(CNN) In just nine days, President Donald Trump might have badly hobbled Arizona Republicans headed into a competitive Senate race and hurt his own re-election prospects in the state.
Trump's efforts to unseat Sen. Jeff Flake in the state's 2018 Republican primary have left Trump's allies confused and divided over which of several possible anti-Flake candidates should get their support.
And the President's decision to pardon controversial former Maricopa County Sheriff Joe Arpaio -- quietly, on a Friday night, with Hurricane Harvey set to make landfall in Texas as a Category 4 storm -- handed Democrats such a potent tool to turn out Latino votes that it might not matter who the GOP puts on the ballot.
The Arpaio pardon is sure to please Trump's base -- particularly those who favor a strict crackdown on immigration, many of whom attended his campaign rally Tuesday night in Phoenix, the Maricopa County seat.
But it also could come at a steep political cost.
While Maricopa is one of the few major urban counties in the United States that still backs Republican presidential candidates, Trump won by a paltry 3.4 percentage points there -- much worse than the 12 points by which Mitt Romney bested former President Barack Obama in the county in 2012.
Trump took the state by just 3.5 points -- a smaller margin of victory than the traditional swing states of North Carolina, Iowa and Ohio.

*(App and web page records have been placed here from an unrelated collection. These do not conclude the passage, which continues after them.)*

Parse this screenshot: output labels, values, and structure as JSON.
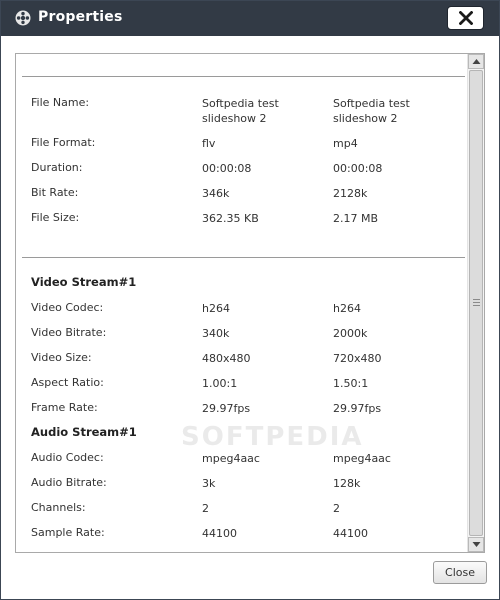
{
  "window": {
    "title": "Properties",
    "title_icon": "film-reel-icon",
    "close_icon": "close-icon",
    "titlebar_color": "#323a45"
  },
  "general": {
    "file_name": {
      "label": "File Name:",
      "v1_line1": "Softpedia test",
      "v1_line2": "slideshow 2",
      "v2_line1": "Softpedia test",
      "v2_line2": "slideshow 2"
    },
    "file_format": {
      "label": "File Format:",
      "v1": "flv",
      "v2": "mp4"
    },
    "duration": {
      "label": "Duration:",
      "v1": "00:00:08",
      "v2": "00:00:08"
    },
    "bit_rate": {
      "label": "Bit Rate:",
      "v1": "346k",
      "v2": "2128k"
    },
    "file_size": {
      "label": "File Size:",
      "v1": "362.35 KB",
      "v2": "2.17 MB"
    }
  },
  "video": {
    "header": "Video Stream#1",
    "codec": {
      "label": "Video Codec:",
      "v1": "h264",
      "v2": "h264"
    },
    "bitrate": {
      "label": "Video Bitrate:",
      "v1": "340k",
      "v2": "2000k"
    },
    "size": {
      "label": "Video Size:",
      "v1": "480x480",
      "v2": "720x480"
    },
    "aspect": {
      "label": "Aspect Ratio:",
      "v1": "1.00:1",
      "v2": "1.50:1"
    },
    "frame_rate": {
      "label": "Frame Rate:",
      "v1": "29.97fps",
      "v2": "29.97fps"
    }
  },
  "audio": {
    "header": "Audio Stream#1",
    "codec": {
      "label": "Audio Codec:",
      "v1": "mpeg4aac",
      "v2": "mpeg4aac"
    },
    "bitrate": {
      "label": "Audio Bitrate:",
      "v1": "3k",
      "v2": "128k"
    },
    "channels": {
      "label": "Channels:",
      "v1": "2",
      "v2": "2"
    },
    "sample_rate": {
      "label": "Sample Rate:",
      "v1": "44100",
      "v2": "44100"
    }
  },
  "watermark": "SOFTPEDIA",
  "footer": {
    "close_label": "Close"
  }
}
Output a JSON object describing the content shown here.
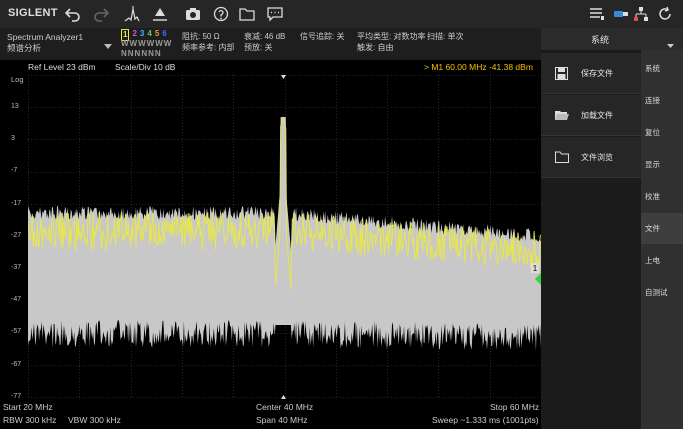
{
  "toolbar": {
    "logo": "SIGLENT"
  },
  "info": {
    "instrument": "Spectrum Analyzer1",
    "mode": "频谱分析",
    "trace_numbers": [
      "1",
      "2",
      "3",
      "4",
      "5",
      "6"
    ],
    "trace_modes": "WWWWWW",
    "trace_det": "NNNNNN",
    "impedance": "阻抗: 50 Ω",
    "freq_ref": "频率参考: 内部",
    "attenuation": "衰减: 46 dB",
    "preamp": "预放: 关",
    "tracking": "信号追踪: 关",
    "avg_type": "平均类型: 对数功率",
    "trigger": "触发: 自由",
    "sweep_mode": "扫描: 单次"
  },
  "plot": {
    "ref_level": "Ref Level  23 dBm",
    "scale_div": "Scale/Div  10 dB",
    "marker": "> M1   60.00 MHz  -41.38 dBm",
    "log_label": "Log",
    "marker_tag": "1",
    "y_ticks": [
      "13",
      "3",
      "-7",
      "-17",
      "-27",
      "-37",
      "-47",
      "-57",
      "-67",
      "-77"
    ]
  },
  "bottom": {
    "start": "Start  20 MHz",
    "center": "Center  40 MHz",
    "stop": "Stop  60 MHz",
    "rbw": "RBW  300 kHz",
    "vbw": "VBW  300 kHz",
    "span": "Span  40 MHz",
    "sweep": "Sweep  ~1.333 ms (1001pts)"
  },
  "right_panel": {
    "header": "系统",
    "file_items": [
      {
        "label": "保存文件",
        "icon": "save-icon"
      },
      {
        "label": "加载文件",
        "icon": "folder-open-icon"
      },
      {
        "label": "文件浏览",
        "icon": "folder-icon"
      }
    ],
    "categories": [
      "系统",
      "连接",
      "复位",
      "显示",
      "校准",
      "文件",
      "上电",
      "自测试"
    ],
    "active_category": "文件"
  },
  "colors": {
    "trace_yellow": "#e8e84a",
    "trace_gray": "#c8c8c8",
    "marker_green": "#3cd03c",
    "marker_text": "#f0c000"
  }
}
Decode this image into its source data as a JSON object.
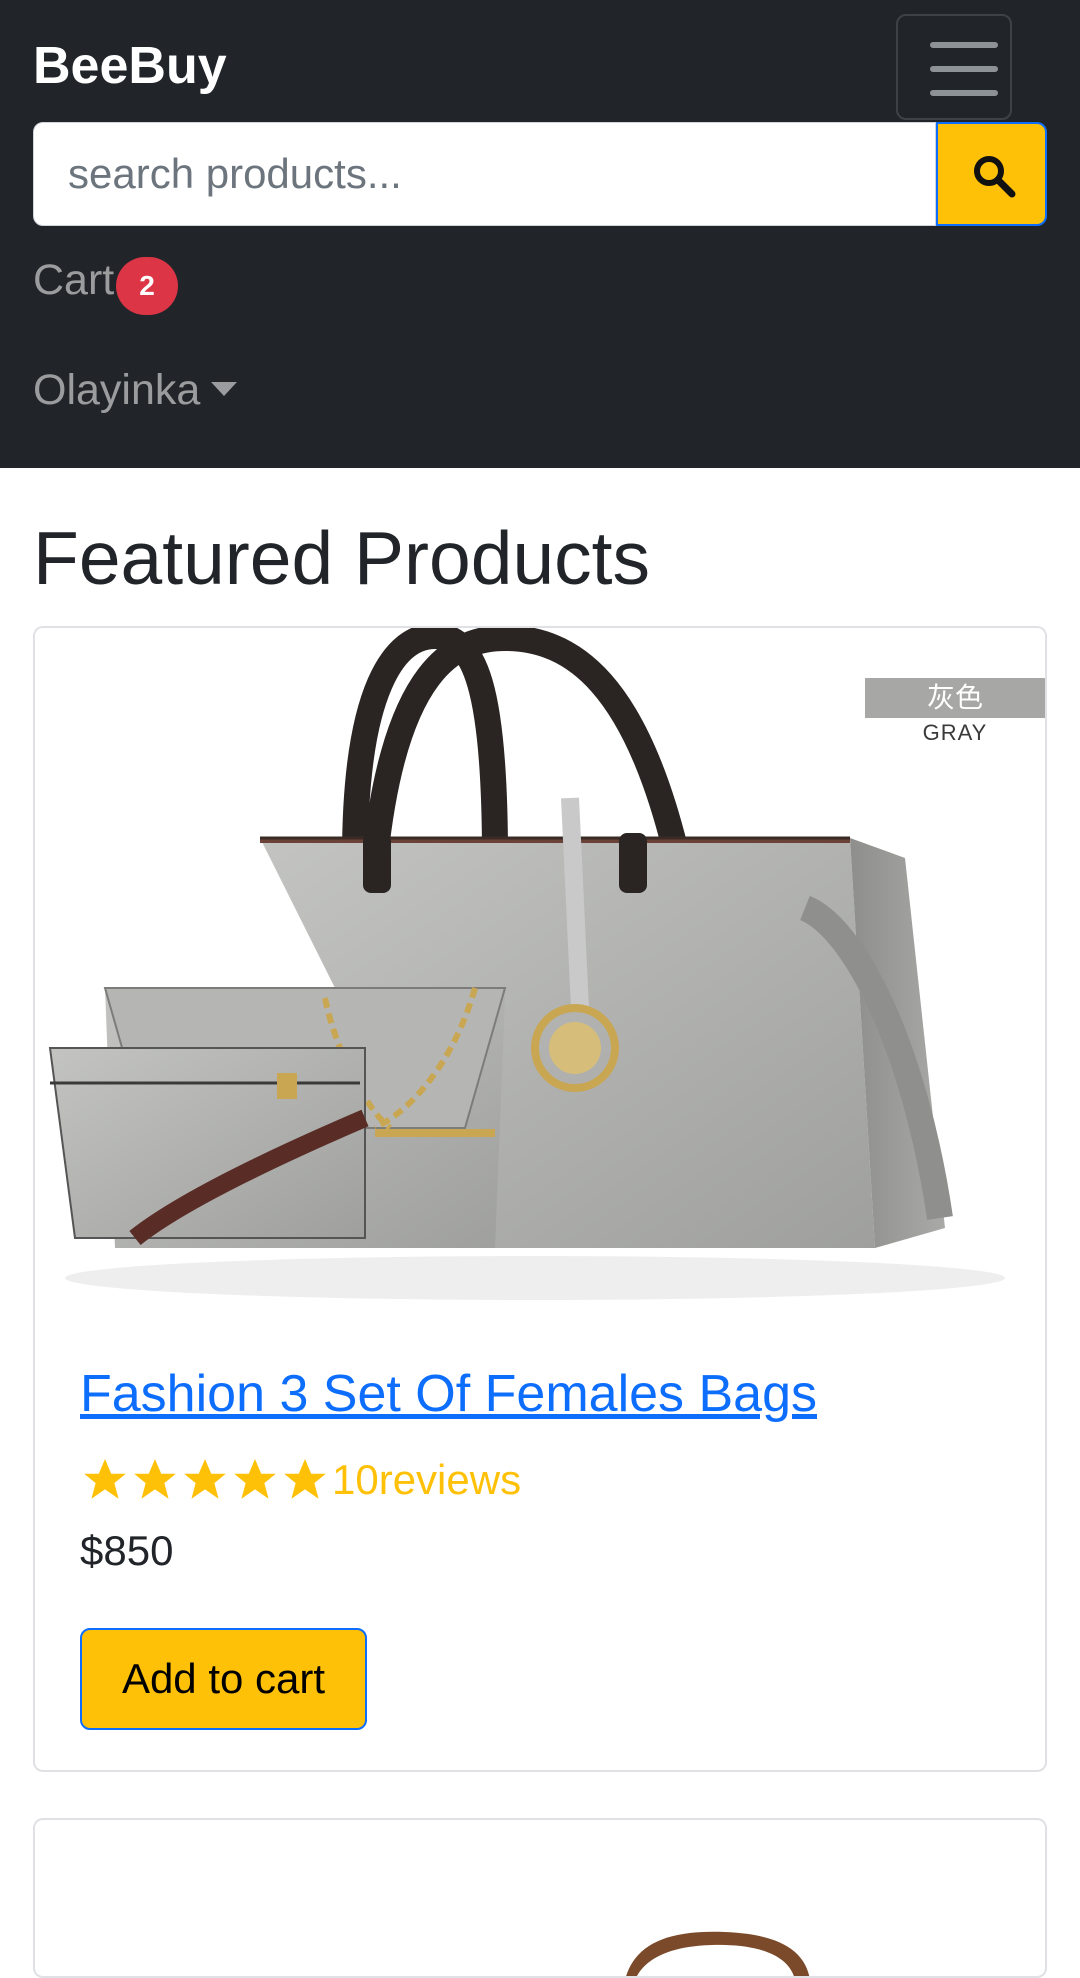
{
  "navbar": {
    "brand": "BeeBuy",
    "menu_icon": "hamburger-menu-icon",
    "search": {
      "placeholder": "search products...",
      "value": "",
      "button_icon": "search-icon"
    },
    "cart": {
      "label": "Cart",
      "count": "2"
    },
    "user": {
      "name": "Olayinka",
      "dropdown_icon": "caret-down-icon"
    }
  },
  "main": {
    "section_title": "Featured Products",
    "products": [
      {
        "image_tag": "灰色",
        "image_tag_sub": "GRAY",
        "title": "Fashion 3 Set Of Females Bags",
        "rating": 5,
        "max_rating": 5,
        "reviews_label": "10reviews",
        "price": "$850",
        "button_label": "Add to cart"
      }
    ]
  },
  "colors": {
    "navbar_bg": "#212529",
    "accent_yellow": "#ffc107",
    "link_blue": "#0d6efd",
    "badge_red": "#dc3545"
  }
}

Arpaio, meanwhile, was easily ousted last year after 24 years in office as Maricopa County sheriff. Democratic challenger Paul Penzone won 56% to Arpaio's 44%.
That means a substantial share of Trump's supporters in Maricopa County -- more than enough to swing the key county, which made up about half of Trump's margin of victory and the entire state -- voted against Arpaio last year.
Arpaio is a deeply controversial figure, in part for his immigration sweeps that targeted Latino neighborhoods and the conditions in his county jail, which included an outdoor "Tent City" in the Arizona desert. He was convicted of criminal contempt last year for defying a 2011 court order to stop detaining people based on suspicion of their immigration status with no evidence those people had committed another crime.
"Regarding the Arpaio pardon, I would have preferred that the President honor the judicial process and let it take its course," Flake tweeted Friday night, in an acknowledgment of the political fallout of Trump's pardoning of Arpaio.
Arizona's senior senator, Republican John McCain, said in a statement on the pardon that "no one is above the law and the individuals entrusted with the privilege of being sworn law officers should always seek to be beyond reproach in their commitment to fairly enforcing the laws they swore to uphold."
"Mr. Arpaio was found guilty of criminal contempt for continuing to illegally profile Latinos living in Arizona based on their perceived immigration status in violation of a judge's orders," McCain said. "The President has the authority to make this pardon, but doing so at this time undermines his claim for the respect of rule of law as Mr. Arpaio has shown no remorse for his actions."
Democrats, meanwhile, came out swinging hard Friday night.
Rep. Kyrsten Sinema, the Democrat preparing to run for the Senate against Flake in 2018, tweeted: "I am dismayed by the President's decision to pardon Joe Arpaio. Arpaio hurt Arizonans & cost taxpayers a great amount of grief & money. He should be held accountable. No one is above the law."
"Prejudice doesn't deserve a pardon," said Democratic National Committee Chairman Tom Perez. "Donald Trump just gave a free pass to his buddy Joe Arpaio, the nation's most notorious agent of racism and bigotry, during a natural disaster that could hurt millions. That's not presidential, that's a coward."
Trump had teased that the Arpaio pardon was coming at his campaign rally in Phoenix on Tuesday night.
At the same rally, he took a shot at Flake without mentioning him by name, calling the Republican senator "weak on borders, weak on crime" and claiming "nobody knows who the hell he is."
But Trump, who has wanted Flake ousted since 2016, telling Arizona Republicans before the election that he'd spend $10 million of his own money against the senator, might have complicated that task, too.
On August 17, he tweeted praise for Kelli Ward, the conservative former state senator who drew nearly 40% support in a primary against McCain last year and is running in 2018 against Flake.
But Trump-aligned Arizona Republicans who want to defeat Flake see Ward as a weak candidate. So Trump's event organizers told hundreds of Ward supporters they couldn't bring pro-Ward signs into his Tuesday-night rally. And Ward was only allowed in with the crowd.
Meanwhile, Trump met backstage with a group that included former state GOP chair Robert Graham and state treasurer Jeff DeWit -- both potential Flake challengers -- as well as Rep. Trent Franks. The President urged the group to decide soon who would run against the man he calls "the flake."
But the mixed signals had already been sent. As news of the backstage huddle broke Wednesday afternoon, pro-Trump media personality Sean Hannity said in an interview with Ward on his radio show that she could defeat Flake.
"I'm throwing my support early behind you," Hannity said.
That set off a frantic series of phone calls among Trump's allies in Arizona, who were gearing up for a run against Flake -- but by someone else.